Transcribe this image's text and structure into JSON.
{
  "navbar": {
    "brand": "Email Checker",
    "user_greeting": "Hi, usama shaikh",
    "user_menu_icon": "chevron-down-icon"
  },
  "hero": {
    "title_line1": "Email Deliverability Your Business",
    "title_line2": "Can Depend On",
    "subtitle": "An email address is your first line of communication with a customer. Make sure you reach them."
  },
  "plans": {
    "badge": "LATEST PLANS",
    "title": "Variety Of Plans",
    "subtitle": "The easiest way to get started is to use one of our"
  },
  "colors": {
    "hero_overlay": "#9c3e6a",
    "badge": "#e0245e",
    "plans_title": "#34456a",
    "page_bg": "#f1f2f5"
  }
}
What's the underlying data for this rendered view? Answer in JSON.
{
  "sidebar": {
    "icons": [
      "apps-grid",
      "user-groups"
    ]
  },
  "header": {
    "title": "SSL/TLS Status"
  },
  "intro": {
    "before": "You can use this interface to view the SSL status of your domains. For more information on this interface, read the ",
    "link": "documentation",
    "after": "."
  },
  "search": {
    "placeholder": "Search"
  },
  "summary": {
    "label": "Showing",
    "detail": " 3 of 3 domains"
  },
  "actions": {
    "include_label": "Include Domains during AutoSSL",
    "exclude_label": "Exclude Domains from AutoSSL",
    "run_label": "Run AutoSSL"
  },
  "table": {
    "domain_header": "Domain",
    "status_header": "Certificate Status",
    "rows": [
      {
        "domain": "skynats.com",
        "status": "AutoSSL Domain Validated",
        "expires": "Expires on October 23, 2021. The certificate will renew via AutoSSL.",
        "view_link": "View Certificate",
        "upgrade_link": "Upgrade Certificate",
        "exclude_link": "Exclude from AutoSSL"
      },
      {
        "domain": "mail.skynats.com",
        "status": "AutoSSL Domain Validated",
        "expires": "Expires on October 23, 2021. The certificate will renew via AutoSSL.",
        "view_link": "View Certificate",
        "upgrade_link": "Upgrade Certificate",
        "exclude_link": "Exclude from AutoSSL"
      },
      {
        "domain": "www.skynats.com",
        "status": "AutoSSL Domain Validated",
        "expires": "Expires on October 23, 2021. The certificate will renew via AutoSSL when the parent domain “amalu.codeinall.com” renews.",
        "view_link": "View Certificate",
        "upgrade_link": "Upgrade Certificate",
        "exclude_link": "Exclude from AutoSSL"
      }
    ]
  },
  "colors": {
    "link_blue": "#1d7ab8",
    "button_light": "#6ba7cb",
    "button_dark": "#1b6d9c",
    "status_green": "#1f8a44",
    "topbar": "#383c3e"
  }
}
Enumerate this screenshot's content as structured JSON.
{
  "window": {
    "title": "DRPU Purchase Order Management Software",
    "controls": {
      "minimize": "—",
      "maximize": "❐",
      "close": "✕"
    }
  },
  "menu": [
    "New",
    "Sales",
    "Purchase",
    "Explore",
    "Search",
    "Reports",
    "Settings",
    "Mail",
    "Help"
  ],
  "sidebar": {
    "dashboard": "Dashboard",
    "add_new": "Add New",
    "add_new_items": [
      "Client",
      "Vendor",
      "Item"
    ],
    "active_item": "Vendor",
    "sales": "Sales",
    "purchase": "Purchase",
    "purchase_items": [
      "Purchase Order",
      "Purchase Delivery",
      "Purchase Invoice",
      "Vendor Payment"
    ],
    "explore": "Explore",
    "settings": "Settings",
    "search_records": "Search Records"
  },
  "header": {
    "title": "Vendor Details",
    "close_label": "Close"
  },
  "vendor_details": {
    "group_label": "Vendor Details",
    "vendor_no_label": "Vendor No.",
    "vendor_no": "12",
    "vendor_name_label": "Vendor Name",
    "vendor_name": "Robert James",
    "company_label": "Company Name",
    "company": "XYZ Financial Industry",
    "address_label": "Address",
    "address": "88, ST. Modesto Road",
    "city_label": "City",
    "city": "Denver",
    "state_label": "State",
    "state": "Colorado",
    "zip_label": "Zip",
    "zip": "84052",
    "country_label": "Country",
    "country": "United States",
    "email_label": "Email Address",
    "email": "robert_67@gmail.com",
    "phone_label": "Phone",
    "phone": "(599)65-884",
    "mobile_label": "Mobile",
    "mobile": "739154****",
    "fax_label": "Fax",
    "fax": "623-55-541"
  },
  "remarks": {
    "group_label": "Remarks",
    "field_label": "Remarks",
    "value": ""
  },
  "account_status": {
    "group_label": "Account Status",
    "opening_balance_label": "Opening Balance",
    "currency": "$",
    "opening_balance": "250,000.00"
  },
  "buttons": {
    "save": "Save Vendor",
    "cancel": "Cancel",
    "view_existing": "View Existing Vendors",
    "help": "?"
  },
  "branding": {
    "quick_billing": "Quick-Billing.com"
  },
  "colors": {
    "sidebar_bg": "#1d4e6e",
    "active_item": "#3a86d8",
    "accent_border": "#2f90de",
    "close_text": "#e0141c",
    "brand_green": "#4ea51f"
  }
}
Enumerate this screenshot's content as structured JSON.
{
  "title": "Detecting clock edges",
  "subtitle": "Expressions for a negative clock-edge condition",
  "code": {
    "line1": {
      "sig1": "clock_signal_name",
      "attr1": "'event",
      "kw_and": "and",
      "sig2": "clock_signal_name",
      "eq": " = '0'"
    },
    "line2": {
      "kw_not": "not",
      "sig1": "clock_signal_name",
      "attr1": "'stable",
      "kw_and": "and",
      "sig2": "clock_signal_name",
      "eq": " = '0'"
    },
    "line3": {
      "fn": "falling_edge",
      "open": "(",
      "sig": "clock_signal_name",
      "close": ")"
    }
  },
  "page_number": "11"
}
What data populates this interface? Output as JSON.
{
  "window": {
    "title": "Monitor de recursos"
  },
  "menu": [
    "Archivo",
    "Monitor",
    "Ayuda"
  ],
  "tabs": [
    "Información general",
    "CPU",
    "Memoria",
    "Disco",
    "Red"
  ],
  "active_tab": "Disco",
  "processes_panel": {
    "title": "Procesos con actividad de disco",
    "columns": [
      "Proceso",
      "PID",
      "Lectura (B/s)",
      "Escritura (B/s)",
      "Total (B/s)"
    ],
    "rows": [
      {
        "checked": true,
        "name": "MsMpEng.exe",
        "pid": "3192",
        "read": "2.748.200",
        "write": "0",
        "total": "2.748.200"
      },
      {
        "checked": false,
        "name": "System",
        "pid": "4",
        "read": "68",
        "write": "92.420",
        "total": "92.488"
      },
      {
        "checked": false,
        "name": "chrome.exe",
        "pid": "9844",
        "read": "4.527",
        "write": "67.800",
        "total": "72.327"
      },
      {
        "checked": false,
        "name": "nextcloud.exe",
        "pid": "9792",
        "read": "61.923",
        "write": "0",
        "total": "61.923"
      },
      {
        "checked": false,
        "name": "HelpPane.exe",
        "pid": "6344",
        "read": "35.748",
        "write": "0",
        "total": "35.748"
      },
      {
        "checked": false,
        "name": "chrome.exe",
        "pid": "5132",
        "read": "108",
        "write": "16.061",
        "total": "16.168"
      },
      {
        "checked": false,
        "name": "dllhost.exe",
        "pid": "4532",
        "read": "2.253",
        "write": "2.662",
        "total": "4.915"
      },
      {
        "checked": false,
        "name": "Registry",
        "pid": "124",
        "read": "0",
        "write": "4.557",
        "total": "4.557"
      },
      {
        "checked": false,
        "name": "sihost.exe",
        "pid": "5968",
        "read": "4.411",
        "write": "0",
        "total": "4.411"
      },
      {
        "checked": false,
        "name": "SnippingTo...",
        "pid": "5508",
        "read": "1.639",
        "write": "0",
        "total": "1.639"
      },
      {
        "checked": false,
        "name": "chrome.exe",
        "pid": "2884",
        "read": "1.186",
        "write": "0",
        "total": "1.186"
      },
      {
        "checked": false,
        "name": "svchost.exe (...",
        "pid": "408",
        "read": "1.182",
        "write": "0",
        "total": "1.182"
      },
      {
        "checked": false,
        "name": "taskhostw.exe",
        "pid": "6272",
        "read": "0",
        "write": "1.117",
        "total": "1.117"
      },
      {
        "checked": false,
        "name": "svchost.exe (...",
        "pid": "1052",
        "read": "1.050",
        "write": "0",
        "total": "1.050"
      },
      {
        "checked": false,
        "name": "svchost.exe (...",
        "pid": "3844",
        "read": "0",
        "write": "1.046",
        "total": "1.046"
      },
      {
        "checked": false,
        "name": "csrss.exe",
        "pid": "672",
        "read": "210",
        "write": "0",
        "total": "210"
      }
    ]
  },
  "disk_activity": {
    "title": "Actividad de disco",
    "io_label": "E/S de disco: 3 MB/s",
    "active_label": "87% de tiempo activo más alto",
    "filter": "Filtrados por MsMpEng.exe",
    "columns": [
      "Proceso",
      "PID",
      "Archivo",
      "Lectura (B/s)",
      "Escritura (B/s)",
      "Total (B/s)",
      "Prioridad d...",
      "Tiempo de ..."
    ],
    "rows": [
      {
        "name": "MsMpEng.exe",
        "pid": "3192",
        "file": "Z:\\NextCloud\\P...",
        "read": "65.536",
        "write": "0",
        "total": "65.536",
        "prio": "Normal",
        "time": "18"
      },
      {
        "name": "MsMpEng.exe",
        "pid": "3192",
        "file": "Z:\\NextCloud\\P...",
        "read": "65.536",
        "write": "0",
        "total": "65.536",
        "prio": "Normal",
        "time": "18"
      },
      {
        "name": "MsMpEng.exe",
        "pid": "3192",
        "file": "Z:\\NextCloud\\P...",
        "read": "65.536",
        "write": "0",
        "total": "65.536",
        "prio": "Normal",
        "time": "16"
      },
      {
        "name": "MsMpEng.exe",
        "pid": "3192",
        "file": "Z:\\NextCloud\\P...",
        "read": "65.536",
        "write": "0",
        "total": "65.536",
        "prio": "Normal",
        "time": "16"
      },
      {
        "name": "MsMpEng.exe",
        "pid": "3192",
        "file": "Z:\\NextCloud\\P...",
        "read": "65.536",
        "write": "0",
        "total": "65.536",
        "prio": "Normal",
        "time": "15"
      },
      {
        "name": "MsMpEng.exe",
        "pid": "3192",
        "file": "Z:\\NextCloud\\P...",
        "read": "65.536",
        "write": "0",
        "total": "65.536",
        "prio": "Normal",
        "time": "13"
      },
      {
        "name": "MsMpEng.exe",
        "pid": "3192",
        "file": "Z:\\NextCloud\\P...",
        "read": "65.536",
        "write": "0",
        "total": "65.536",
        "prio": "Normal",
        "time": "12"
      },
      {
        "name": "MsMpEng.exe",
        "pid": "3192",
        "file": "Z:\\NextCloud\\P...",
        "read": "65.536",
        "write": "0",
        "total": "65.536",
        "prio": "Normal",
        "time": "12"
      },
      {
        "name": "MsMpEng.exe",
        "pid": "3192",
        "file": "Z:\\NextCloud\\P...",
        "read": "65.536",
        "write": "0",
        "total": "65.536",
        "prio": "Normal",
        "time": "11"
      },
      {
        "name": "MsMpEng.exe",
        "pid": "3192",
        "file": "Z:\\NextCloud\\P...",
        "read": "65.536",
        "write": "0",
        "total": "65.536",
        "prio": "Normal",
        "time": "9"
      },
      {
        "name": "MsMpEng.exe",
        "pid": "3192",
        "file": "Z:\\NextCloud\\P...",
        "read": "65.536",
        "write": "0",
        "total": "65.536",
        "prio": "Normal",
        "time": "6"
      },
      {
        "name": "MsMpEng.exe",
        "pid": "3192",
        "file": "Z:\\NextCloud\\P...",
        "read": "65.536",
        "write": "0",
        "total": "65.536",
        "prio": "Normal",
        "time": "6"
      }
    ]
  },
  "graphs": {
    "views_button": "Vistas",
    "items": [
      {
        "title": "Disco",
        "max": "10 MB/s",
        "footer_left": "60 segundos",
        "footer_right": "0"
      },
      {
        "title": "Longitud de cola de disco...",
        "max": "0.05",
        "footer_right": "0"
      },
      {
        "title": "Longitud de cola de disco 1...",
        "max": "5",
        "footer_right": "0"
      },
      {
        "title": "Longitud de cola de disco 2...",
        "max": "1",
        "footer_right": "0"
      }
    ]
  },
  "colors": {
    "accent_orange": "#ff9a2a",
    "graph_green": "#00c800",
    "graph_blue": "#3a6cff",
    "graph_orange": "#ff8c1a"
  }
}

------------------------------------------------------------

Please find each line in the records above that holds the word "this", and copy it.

Transcribe this image's text and structure into JSON.
What's the underlying data for this rendered view? Answer in JSON.
    "before": "You can use this interface to view the SSL status of your domains. For more information on this interface, read the ",
Enumerate this screenshot's content as structured JSON.
Enumerate this screenshot's content as structured JSON.
What data populates this interface? Output as JSON.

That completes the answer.